Smith said her mother was a long-time employee of the resort, and she knows families depend on Caneel.
Many restaurants and shops too could potentially close or shed staff in the next year or two without the presence of Caneel’s guests.
Senator-at-Large Brian Smith said he supports Plaskett’s bill completely, although “there were things that could possibly have been handled differently.”
“There’s going to be a lot of stress and anxiety in the community until we can get our flagship hotels up and running, whether it be Frenchman’s Reef, the Westin Resort, the Ritz Carlton, or Caneel Bay. We have vacation villa rentals, and they’re doing a great job of accommodating our tourists, but we need the hotels back.”
Smith, according to his bio on the Legislature’s website, was himself once a Caneel employee, under different ownership in the 1990s.
Smith told the Source he is in the process reaching out to management at Caneel Bay to try to organize a town hall meeting. St. John residents, he said, need to be kept abreast of the resort’s status and have a chance to raise concerns.
Regulation and Oversight
One of those concerns would almost certainly be the lack of park oversight in the current RUE. According to Rafe Boulon, the document is vague from a legal standpoint on the park’s role on the property, and this has lead to disputes with the resort over the years.
At a congressional committee hearing on March 7, Rep. Raúl Grijalva, a Democrat from Arizona, offered an amendment to Plaskett’s bill that would have given the Secretary of the Interior the ability to ensure Caneel is operating consistent with park policies.
The amendment did not pass, at the urging of Rep. Rob Bishop, the committee’s chairman, a Republican from Utah. Bishop said the “broad and open-ended” amendment would likely lead to the same sorts of delays that previously held up lease negotiations.
The NPS’s scant oversight in the RUE doesn’t mean, of course, that the resort operates under no regulation at all.
”All of the local and federal environmental regulations which applied during the operation of the Caneel Bay Resort before Hurricanes Irma and Maria are still applicable,” Plaskett said when asked by the Source about oversight concerns.

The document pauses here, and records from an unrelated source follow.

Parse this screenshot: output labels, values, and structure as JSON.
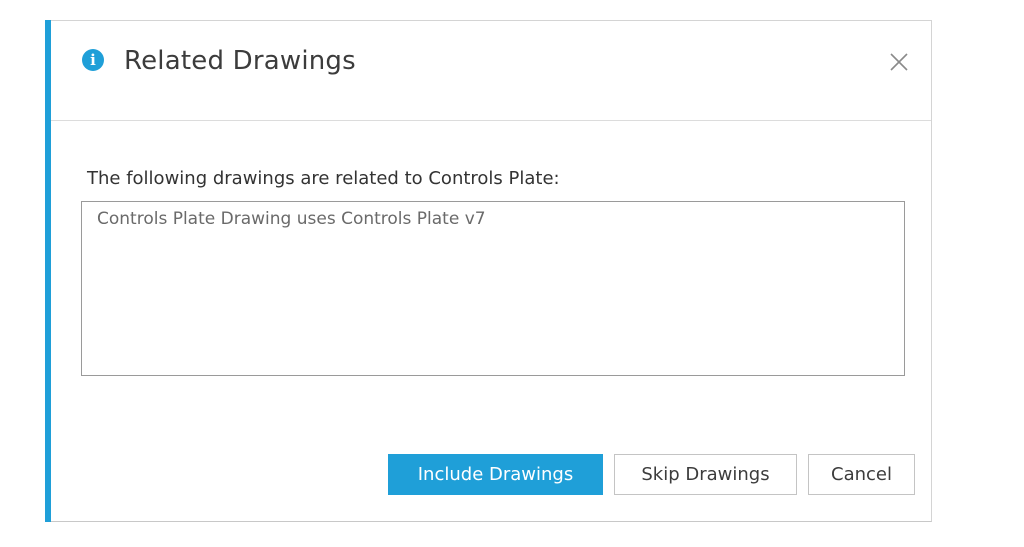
{
  "dialog": {
    "title": "Related Drawings",
    "info_icon_glyph": "i",
    "close_icon": "close-icon",
    "message": "The following drawings are related to Controls Plate:",
    "related_items": [
      "Controls Plate Drawing uses Controls Plate v7"
    ],
    "buttons": {
      "include": "Include Drawings",
      "skip": "Skip Drawings",
      "cancel": "Cancel"
    }
  },
  "colors": {
    "accent": "#1f9fd8",
    "title_text": "#3c3c3c",
    "border": "#c4c4c4"
  }
}
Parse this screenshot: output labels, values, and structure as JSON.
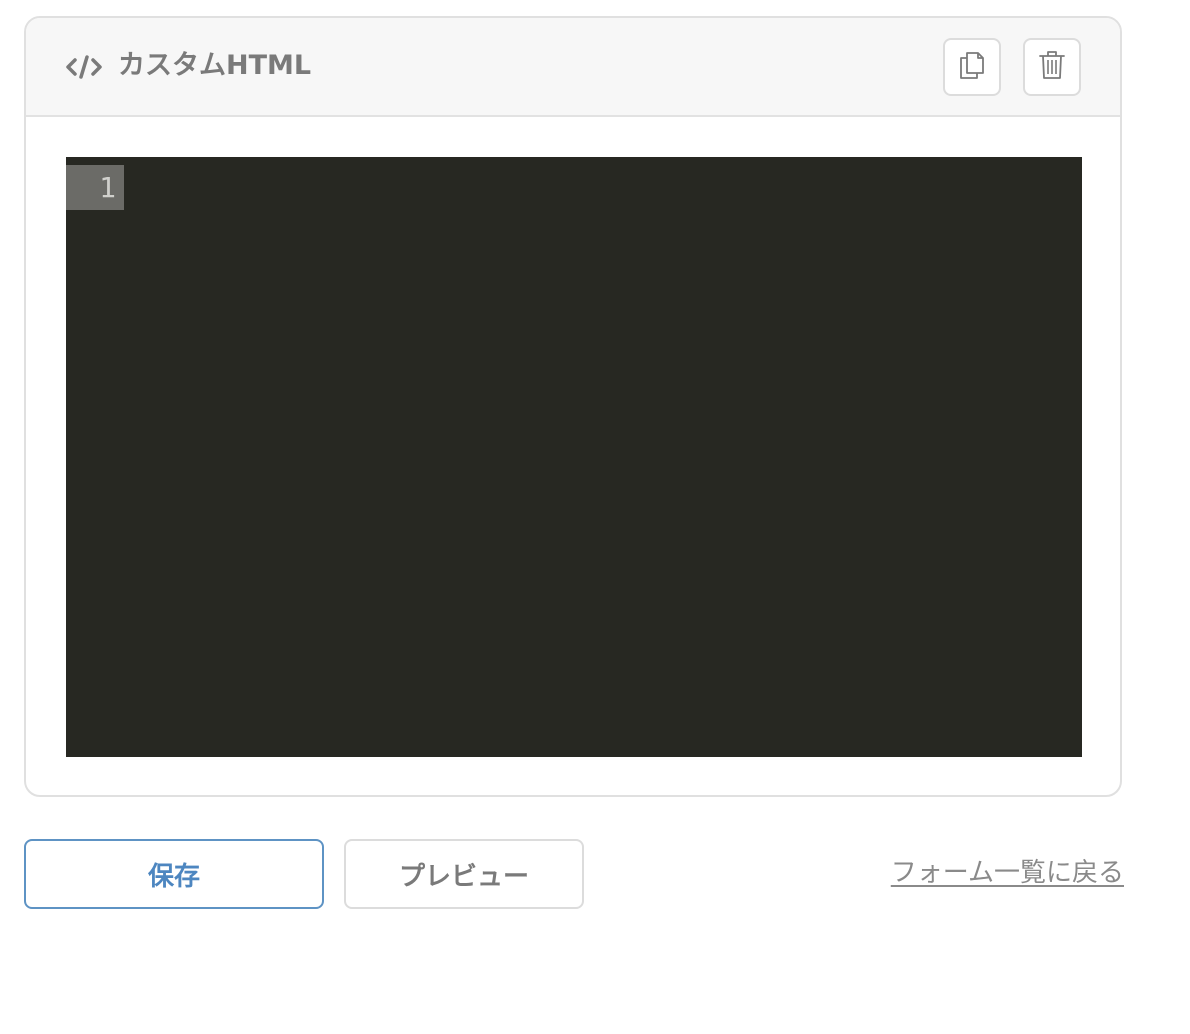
{
  "block": {
    "title": "カスタムHTML",
    "icon": "code-icon",
    "actions": [
      {
        "name": "copy",
        "icon": "copy-icon"
      },
      {
        "name": "delete",
        "icon": "trash-icon"
      }
    ]
  },
  "editor": {
    "line_numbers": [
      "1"
    ],
    "content": "",
    "theme_background": "#272822"
  },
  "footer": {
    "save_label": "保存",
    "preview_label": "プレビュー",
    "back_link_label": "フォーム一覧に戻る"
  },
  "colors": {
    "accent": "#4d86c0",
    "text_muted": "#7a7a7a",
    "border": "#dcdcdc"
  }
}
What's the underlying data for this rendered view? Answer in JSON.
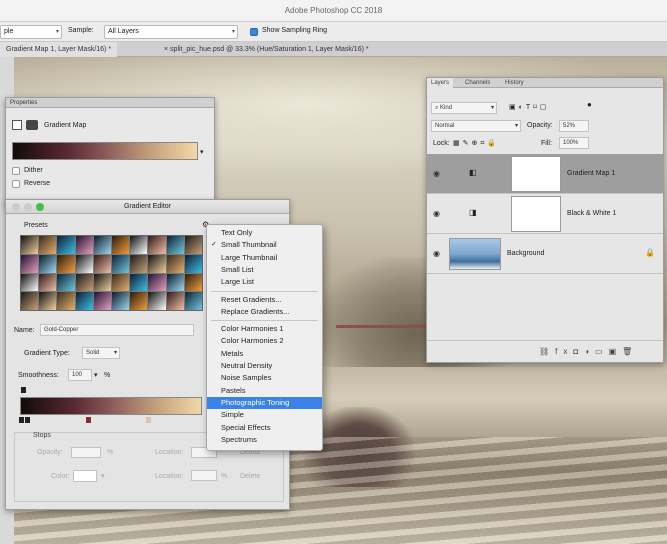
{
  "window": {
    "title": "Adobe Photoshop CC 2018"
  },
  "options": {
    "sample_size": "ple",
    "sample_label": "Sample:",
    "sample_value": "All Layers",
    "show_ring": "Show Sampling Ring"
  },
  "tabs": [
    {
      "label": "Gradient Map 1, Layer Mask/16) *"
    },
    {
      "label": "split_pic_hue.psd @ 33.3% (Hue/Saturation 1, Layer Mask/16) *"
    }
  ],
  "properties": {
    "tab": "Properties",
    "title": "Gradient Map",
    "dither": "Dither",
    "reverse": "Reverse"
  },
  "editor": {
    "title": "Gradient Editor",
    "presets_label": "Presets",
    "name_label": "Name:",
    "name_value": "Gold-Copper",
    "type_label": "Gradient Type:",
    "type_value": "Solid",
    "smooth_label": "Smoothness:",
    "smooth_value": "100",
    "smooth_unit": "%",
    "stops_label": "Stops",
    "opacity_label": "Opacity:",
    "location_label": "Location:",
    "delete_label": "Delete",
    "color_label": "Color:",
    "percent": "%"
  },
  "menu": {
    "items": [
      {
        "label": "Text Only",
        "checked": false
      },
      {
        "label": "Small Thumbnail",
        "checked": true
      },
      {
        "label": "Large Thumbnail",
        "checked": false
      },
      {
        "label": "Small List",
        "checked": false
      },
      {
        "label": "Large List",
        "checked": false
      },
      {
        "label": "Reset Gradients...",
        "checked": false
      },
      {
        "label": "Replace Gradients...",
        "checked": false
      },
      {
        "label": "Color Harmonies 1",
        "checked": false
      },
      {
        "label": "Color Harmonies 2",
        "checked": false
      },
      {
        "label": "Metals",
        "checked": false
      },
      {
        "label": "Neutral Density",
        "checked": false
      },
      {
        "label": "Noise Samples",
        "checked": false
      },
      {
        "label": "Pastels",
        "checked": false
      },
      {
        "label": "Photographic Toning",
        "checked": false,
        "highlighted": true
      },
      {
        "label": "Simple",
        "checked": false
      },
      {
        "label": "Special Effects",
        "checked": false
      },
      {
        "label": "Spectrums",
        "checked": false
      }
    ]
  },
  "layers": {
    "tabs": [
      "Layers",
      "Channels",
      "History"
    ],
    "kind": "Kind",
    "blend": "Normal",
    "opacity_label": "Opacity:",
    "opacity_value": "52%",
    "lock_label": "Lock:",
    "fill_label": "Fill:",
    "fill_value": "100%",
    "items": [
      {
        "name": "Gradient Map 1"
      },
      {
        "name": "Black & White 1"
      },
      {
        "name": "Background"
      }
    ]
  }
}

That means Coastal Zone Management permits are required for construction and land disturbance activities at Caneel. Several species of animal and plant life on the property, and in the waters around it, are protected by federal and local law.
Although none of the structures and archaeological sites at the resort are listed on the National Register of Historic Places, the property as a whole has been determined to be eligible, and that itself gives local and federal authorities some ability to enforce preservation and proper stewardship.
The park has said it plans to pursue a national register designation for the property regardless of what happens with the ownership and management of the resort. Caneel’s land is home to the remnants of one of the largest Taino villages on the island. Of the 128 buildings, sites, and structures at the resort, 109 have been found by the NPS to be contributing to the eligibility of Caneel Bay as a historic district due to their importance to pre-Columbian, colonial-era and post-transfer history.
That news sounds mostly positive for preservationists, but there is also evidence that the Caneel Bay property may fall through oversight “cracks” due to its unique situation: privately-managed, federally owned, and located on an island with less of a local government presence than St. Thomas or St. Croix.
In the park’s 2013 environmental assessment, it is noted that multiple local government entities did not respond when consulted about their records of Caneel’s natural and historic resources.
What’s Next for the Bill?
On March 7, Plaskett’s bill to extend the RUE for Caneel Bay Resort cleared the House Committee on Natural Resources with amendment, but it still has a way to go.
The bill will soon be considered, as amended, by the full body of the U.S. House of Representatives. It will then be considered by the U.S. Senate. If it passes it will be forwarded to President Donald Trump for his signature.